## What to do
Give back every record below precisely as written.
BEGIN The records
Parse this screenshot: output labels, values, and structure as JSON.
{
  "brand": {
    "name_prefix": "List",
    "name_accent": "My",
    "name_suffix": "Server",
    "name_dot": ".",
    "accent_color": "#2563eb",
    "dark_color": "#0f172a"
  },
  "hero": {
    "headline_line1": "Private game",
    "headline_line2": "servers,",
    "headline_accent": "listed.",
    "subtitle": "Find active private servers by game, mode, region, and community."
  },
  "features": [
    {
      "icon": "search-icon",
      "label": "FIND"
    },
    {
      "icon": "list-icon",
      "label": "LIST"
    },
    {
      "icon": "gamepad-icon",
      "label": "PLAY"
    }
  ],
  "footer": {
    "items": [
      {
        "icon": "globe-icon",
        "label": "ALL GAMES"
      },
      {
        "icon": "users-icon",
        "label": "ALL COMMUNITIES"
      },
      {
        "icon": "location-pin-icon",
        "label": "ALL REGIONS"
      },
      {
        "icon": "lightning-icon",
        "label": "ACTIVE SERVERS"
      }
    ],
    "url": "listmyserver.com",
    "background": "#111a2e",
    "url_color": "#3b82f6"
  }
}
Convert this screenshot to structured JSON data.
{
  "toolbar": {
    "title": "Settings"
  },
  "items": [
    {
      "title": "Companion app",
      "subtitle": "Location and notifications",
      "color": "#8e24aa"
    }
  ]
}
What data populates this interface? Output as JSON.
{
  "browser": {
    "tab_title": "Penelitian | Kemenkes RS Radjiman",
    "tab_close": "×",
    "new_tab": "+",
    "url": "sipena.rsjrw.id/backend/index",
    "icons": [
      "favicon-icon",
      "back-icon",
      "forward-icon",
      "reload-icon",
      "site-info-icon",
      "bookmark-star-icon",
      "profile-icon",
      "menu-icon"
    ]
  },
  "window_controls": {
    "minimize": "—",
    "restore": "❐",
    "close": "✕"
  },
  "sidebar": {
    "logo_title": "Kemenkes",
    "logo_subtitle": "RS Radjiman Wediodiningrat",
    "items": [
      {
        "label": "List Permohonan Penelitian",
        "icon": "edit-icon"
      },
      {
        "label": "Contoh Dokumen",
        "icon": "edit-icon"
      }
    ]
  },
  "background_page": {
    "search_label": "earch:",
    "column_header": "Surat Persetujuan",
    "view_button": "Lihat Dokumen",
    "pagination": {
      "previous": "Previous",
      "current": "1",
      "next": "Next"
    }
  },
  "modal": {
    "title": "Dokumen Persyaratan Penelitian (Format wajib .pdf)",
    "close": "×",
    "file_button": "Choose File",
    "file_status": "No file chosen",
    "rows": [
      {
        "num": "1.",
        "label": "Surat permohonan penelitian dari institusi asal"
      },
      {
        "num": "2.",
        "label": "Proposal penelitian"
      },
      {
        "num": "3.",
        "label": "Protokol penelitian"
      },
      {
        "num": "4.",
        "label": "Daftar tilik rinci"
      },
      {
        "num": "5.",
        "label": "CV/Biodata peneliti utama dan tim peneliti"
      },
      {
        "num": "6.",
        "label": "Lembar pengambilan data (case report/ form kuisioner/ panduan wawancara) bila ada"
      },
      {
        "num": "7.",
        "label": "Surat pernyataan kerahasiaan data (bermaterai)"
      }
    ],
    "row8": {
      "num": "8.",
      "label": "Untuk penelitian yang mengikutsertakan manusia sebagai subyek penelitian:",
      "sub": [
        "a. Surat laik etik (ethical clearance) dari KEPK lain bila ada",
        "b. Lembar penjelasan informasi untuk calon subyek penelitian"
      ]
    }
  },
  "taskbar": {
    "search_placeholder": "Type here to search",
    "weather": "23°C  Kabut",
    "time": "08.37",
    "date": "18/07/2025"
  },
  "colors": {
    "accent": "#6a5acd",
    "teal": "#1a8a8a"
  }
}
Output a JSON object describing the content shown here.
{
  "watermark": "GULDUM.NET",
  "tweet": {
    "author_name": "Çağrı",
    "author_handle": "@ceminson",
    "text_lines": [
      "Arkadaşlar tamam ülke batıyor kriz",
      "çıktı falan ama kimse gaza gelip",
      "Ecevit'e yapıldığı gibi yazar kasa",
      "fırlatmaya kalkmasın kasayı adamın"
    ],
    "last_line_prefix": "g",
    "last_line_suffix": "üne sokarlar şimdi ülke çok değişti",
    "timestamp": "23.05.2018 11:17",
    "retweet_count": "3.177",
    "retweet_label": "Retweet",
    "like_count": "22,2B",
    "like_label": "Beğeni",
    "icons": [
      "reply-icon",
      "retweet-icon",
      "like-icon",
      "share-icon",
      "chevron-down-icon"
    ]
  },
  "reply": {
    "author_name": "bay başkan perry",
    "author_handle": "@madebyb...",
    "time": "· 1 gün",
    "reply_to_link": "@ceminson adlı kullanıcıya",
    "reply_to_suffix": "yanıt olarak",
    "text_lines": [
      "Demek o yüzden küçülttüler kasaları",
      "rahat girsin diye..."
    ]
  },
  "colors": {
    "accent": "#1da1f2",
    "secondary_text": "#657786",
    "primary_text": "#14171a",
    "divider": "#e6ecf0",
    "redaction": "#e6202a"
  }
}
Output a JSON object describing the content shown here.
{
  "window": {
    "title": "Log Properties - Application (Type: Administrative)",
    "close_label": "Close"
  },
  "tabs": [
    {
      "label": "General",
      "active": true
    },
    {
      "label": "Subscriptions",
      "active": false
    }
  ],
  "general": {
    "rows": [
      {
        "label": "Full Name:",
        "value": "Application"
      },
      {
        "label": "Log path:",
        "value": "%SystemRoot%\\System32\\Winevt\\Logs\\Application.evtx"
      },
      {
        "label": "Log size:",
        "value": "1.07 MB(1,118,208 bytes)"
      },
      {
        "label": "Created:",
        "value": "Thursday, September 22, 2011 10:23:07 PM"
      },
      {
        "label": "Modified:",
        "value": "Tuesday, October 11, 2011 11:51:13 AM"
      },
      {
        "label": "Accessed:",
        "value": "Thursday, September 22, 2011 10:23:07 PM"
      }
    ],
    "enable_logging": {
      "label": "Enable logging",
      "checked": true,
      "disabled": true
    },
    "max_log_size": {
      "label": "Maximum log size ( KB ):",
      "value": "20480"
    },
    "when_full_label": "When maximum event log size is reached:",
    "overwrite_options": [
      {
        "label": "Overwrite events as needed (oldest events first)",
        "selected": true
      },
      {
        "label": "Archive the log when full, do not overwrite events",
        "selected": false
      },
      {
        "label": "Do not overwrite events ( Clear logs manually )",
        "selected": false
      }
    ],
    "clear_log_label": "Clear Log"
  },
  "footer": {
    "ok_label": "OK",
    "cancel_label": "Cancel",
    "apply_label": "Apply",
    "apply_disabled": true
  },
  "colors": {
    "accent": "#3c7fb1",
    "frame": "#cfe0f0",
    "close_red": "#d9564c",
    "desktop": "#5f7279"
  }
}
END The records
## Answer space
Parse this screenshot: output labels, values, and structure as JSON.
{
  "brand": {
    "name_prefix": "List",
    "name_accent": "My",
    "name_suffix": "Server",
    "name_dot": ".",
    "accent_color": "#2563eb",
    "dark_color": "#0f172a"
  },
  "hero": {
    "headline_line1": "Private game",
    "headline_line2": "servers,",
    "headline_accent": "listed.",
    "subtitle": "Find active private servers by game, mode, region, and community."
  },
  "features": [
    {
      "icon": "search-icon",
      "label": "FIND"
    },
    {
      "icon": "list-icon",
      "label": "LIST"
    },
    {
      "icon": "gamepad-icon",
      "label": "PLAY"
    }
  ],
  "footer": {
    "items": [
      {
        "icon": "globe-icon",
        "label": "ALL GAMES"
      },
      {
        "icon": "users-icon",
        "label": "ALL COMMUNITIES"
      },
      {
        "icon": "location-pin-icon",
        "label": "ALL REGIONS"
      },
      {
        "icon": "lightning-icon",
        "label": "ACTIVE SERVERS"
      }
    ],
    "url": "listmyserver.com",
    "background": "#111a2e",
    "url_color": "#3b82f6"
  }
}
Convert this screenshot to structured JSON data.
{
  "toolbar": {
    "title": "Settings"
  },
  "items": [
    {
      "title": "Companion app",
      "subtitle": "Location and notifications",
      "color": "#8e24aa"
    }
  ]
}
What data populates this interface? Output as JSON.
{
  "browser": {
    "tab_title": "Penelitian | Kemenkes RS Radjiman",
    "tab_close": "×",
    "new_tab": "+",
    "url": "sipena.rsjrw.id/backend/index",
    "icons": [
      "favicon-icon",
      "back-icon",
      "forward-icon",
      "reload-icon",
      "site-info-icon",
      "bookmark-star-icon",
      "profile-icon",
      "menu-icon"
    ]
  },
  "window_controls": {
    "minimize": "—",
    "restore": "❐",
    "close": "✕"
  },
  "sidebar": {
    "logo_title": "Kemenkes",
    "logo_subtitle": "RS Radjiman Wediodiningrat",
    "items": [
      {
        "label": "List Permohonan Penelitian",
        "icon": "edit-icon"
      },
      {
        "label": "Contoh Dokumen",
        "icon": "edit-icon"
      }
    ]
  },
  "background_page": {
    "search_label": "earch:",
    "column_header": "Surat Persetujuan",
    "view_button": "Lihat Dokumen",
    "pagination": {
      "previous": "Previous",
      "current": "1",
      "next": "Next"
    }
  },
  "modal": {
    "title": "Dokumen Persyaratan Penelitian (Format wajib .pdf)",
    "close": "×",
    "file_button": "Choose File",
    "file_status": "No file chosen",
    "rows": [
      {
        "num": "1.",
        "label": "Surat permohonan penelitian dari institusi asal"
      },
      {
        "num": "2.",
        "label": "Proposal penelitian"
      },
      {
        "num": "3.",
        "label": "Protokol penelitian"
      },
      {
        "num": "4.",
        "label": "Daftar tilik rinci"
      },
      {
        "num": "5.",
        "label": "CV/Biodata peneliti utama dan tim peneliti"
      },
      {
        "num": "6.",
        "label": "Lembar pengambilan data (case report/ form kuisioner/ panduan wawancara) bila ada"
      },
      {
        "num": "7.",
        "label": "Surat pernyataan kerahasiaan data (bermaterai)"
      }
    ],
    "row8": {
      "num": "8.",
      "label": "Untuk penelitian yang mengikutsertakan manusia sebagai subyek penelitian:",
      "sub": [
        "a. Surat laik etik (ethical clearance) dari KEPK lain bila ada",
        "b. Lembar penjelasan informasi untuk calon subyek penelitian"
      ]
    }
  },
  "taskbar": {
    "search_placeholder": "Type here to search",
    "weather": "23°C  Kabut",
    "time": "08.37",
    "date": "18/07/2025"
  },
  "colors": {
    "accent": "#6a5acd",
    "teal": "#1a8a8a"
  }
}
Output a JSON object describing the content shown here.
{
  "watermark": "GULDUM.NET",
  "tweet": {
    "author_name": "Çağrı",
    "author_handle": "@ceminson",
    "text_lines": [
      "Arkadaşlar tamam ülke batıyor kriz",
      "çıktı falan ama kimse gaza gelip",
      "Ecevit'e yapıldığı gibi yazar kasa",
      "fırlatmaya kalkmasın kasayı adamın"
    ],
    "last_line_prefix": "g",
    "last_line_suffix": "üne sokarlar şimdi ülke çok değişti",
    "timestamp": "23.05.2018 11:17",
    "retweet_count": "3.177",
    "retweet_label": "Retweet",
    "like_count": "22,2B",
    "like_label": "Beğeni",
    "icons": [
      "reply-icon",
      "retweet-icon",
      "like-icon",
      "share-icon",
      "chevron-down-icon"
    ]
  },
  "reply": {
    "author_name": "bay başkan perry",
    "author_handle": "@madebyb...",
    "time": "· 1 gün",
    "reply_to_link": "@ceminson adlı kullanıcıya",
    "reply_to_suffix": "yanıt olarak",
    "text_lines": [
      "Demek o yüzden küçülttüler kasaları",
      "rahat girsin diye..."
    ]
  },
  "colors": {
    "accent": "#1da1f2",
    "secondary_text": "#657786",
    "primary_text": "#14171a",
    "divider": "#e6ecf0",
    "redaction": "#e6202a"
  }
}
Output a JSON object describing the content shown here.
{
  "window": {
    "title": "Log Properties - Application (Type: Administrative)",
    "close_label": "Close"
  },
  "tabs": [
    {
      "label": "General",
      "active": true
    },
    {
      "label": "Subscriptions",
      "active": false
    }
  ],
  "general": {
    "rows": [
      {
        "label": "Full Name:",
        "value": "Application"
      },
      {
        "label": "Log path:",
        "value": "%SystemRoot%\\System32\\Winevt\\Logs\\Application.evtx"
      },
      {
        "label": "Log size:",
        "value": "1.07 MB(1,118,208 bytes)"
      },
      {
        "label": "Created:",
        "value": "Thursday, September 22, 2011 10:23:07 PM"
      },
      {
        "label": "Modified:",
        "value": "Tuesday, October 11, 2011 11:51:13 AM"
      },
      {
        "label": "Accessed:",
        "value": "Thursday, September 22, 2011 10:23:07 PM"
      }
    ],
    "enable_logging": {
      "label": "Enable logging",
      "checked": true,
      "disabled": true
    },
    "max_log_size": {
      "label": "Maximum log size ( KB ):",
      "value": "20480"
    },
    "when_full_label": "When maximum event log size is reached:",
    "overwrite_options": [
      {
        "label": "Overwrite events as needed (oldest events first)",
        "selected": true
      },
      {
        "label": "Archive the log when full, do not overwrite events",
        "selected": false
      },
      {
        "label": "Do not overwrite events ( Clear logs manually )",
        "selected": false
      }
    ],
    "clear_log_label": "Clear Log"
  },
  "footer": {
    "ok_label": "OK",
    "cancel_label": "Cancel",
    "apply_label": "Apply",
    "apply_disabled": true
  },
  "colors": {
    "accent": "#3c7fb1",
    "frame": "#cfe0f0",
    "close_red": "#d9564c",
    "desktop": "#5f7279"
  }
}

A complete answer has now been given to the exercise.